Family matters are always complex, but for people in Kentucky and across the nation, the ongoing health crisis has stoked fundamental changes in the way many people live. Not only have finances been strained and work life radically altered, but children are impacted and the overall lifestyle is substantially different. Recent research has assessed how people are coping with the circumstances and how it might impact the future. People who are dealing with their own challenges at home might want to consider the analysis.
Divorce rates have seemingly declined, but that might be circumstantial
Among the dramatic changes people have endured is the need to be in the presence of a spouse more often than usual. For many, this has been viewed as an opportunity to spend more time together as a family and is perceived as positive. For others, it exacerbates lingering tensions and shows that the relationship was not what the spouses thought it was, leading to questions.

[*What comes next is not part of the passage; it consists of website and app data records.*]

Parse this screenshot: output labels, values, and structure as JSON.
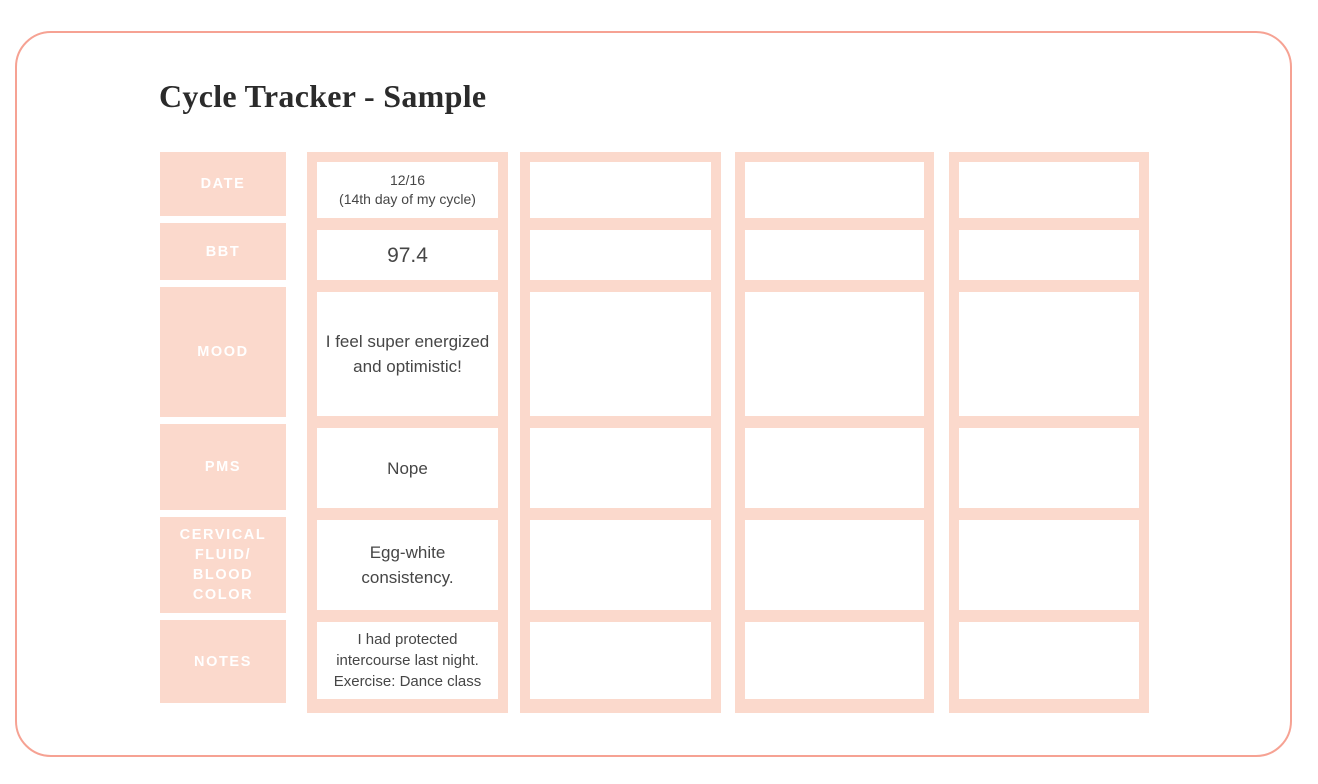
{
  "document": {
    "title": "Cycle Tracker - Sample"
  },
  "theme": {
    "peach_fill": "#FBD9CC",
    "frame_border": "#F6A293",
    "label_text": "#FFFFFF",
    "body_text": "#464646",
    "page_background": "#FFFFFF"
  },
  "table": {
    "row_labels": [
      "DATE",
      "BBT",
      "MOOD",
      "PMS",
      "CERVICAL FLUID/ BLOOD COLOR",
      "NOTES"
    ],
    "row_labels_lines": [
      [
        "DATE"
      ],
      [
        "BBT"
      ],
      [
        "MOOD"
      ],
      [
        "PMS"
      ],
      [
        "CERVICAL",
        "FLUID/",
        "BLOOD COLOR"
      ],
      [
        "NOTES"
      ]
    ],
    "columns": [
      {
        "name": "entry-1",
        "cells": {
          "date": "12/16\n(14th day of my cycle)",
          "date_line1": "12/16",
          "date_line2": "(14th day of my cycle)",
          "bbt": "97.4",
          "mood": "I feel super energized and optimistic!",
          "pms": "Nope",
          "cervical_fluid": "Egg-white consistency.",
          "notes": "I had protected intercourse last night. Exercise: Dance class"
        }
      },
      {
        "name": "entry-2",
        "cells": {
          "date_line1": "",
          "date_line2": "",
          "bbt": "",
          "mood": "",
          "pms": "",
          "cervical_fluid": "",
          "notes": ""
        }
      },
      {
        "name": "entry-3",
        "cells": {
          "date_line1": "",
          "date_line2": "",
          "bbt": "",
          "mood": "",
          "pms": "",
          "cervical_fluid": "",
          "notes": ""
        }
      },
      {
        "name": "entry-4",
        "cells": {
          "date_line1": "",
          "date_line2": "",
          "bbt": "",
          "mood": "",
          "pms": "",
          "cervical_fluid": "",
          "notes": ""
        }
      }
    ]
  }
}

Compounding the new lifestyle are the limited options available. Court dockets have been reduced or backlogged making it harder to move forward with a divorce if that is the goal. Discussing the disputes with marriage counselors or consulting with legal professionals is also delayed due to safety concerns. The relationship itself may be stressed by spending more time together and time-tested reasons for marital breakdowns like financial struggles are also exacerbated with the pandemic.
Several states have seen a decline in both marriages and divorces, indicating that the issues stem not from a lack of desire to move forward with these life decisions, but the technical hurdles preventing it. Arizona, Oregon and Florida had various declines in divorces. Even if people are waiting for the pandemic restrictions to loosen before they decide whether to divorce or not, for many it is unlikely to solve the problems in the marriage that came to light.
When facing marital strife, it is important to understand the alternatives
Divorce should not be taken lightly, but when the relationship has run its course, it may be better to end the union and move on. There will be specific concerns that will come to the forefront when getting a divorce including child custody, property division, spousal support and more. Simply consulting with an experienced legal professional does not necessarily mean that the person should pursue a divorce, but it can be beneficial to have information about the process. Calling for advice and guidance can be useful from the start.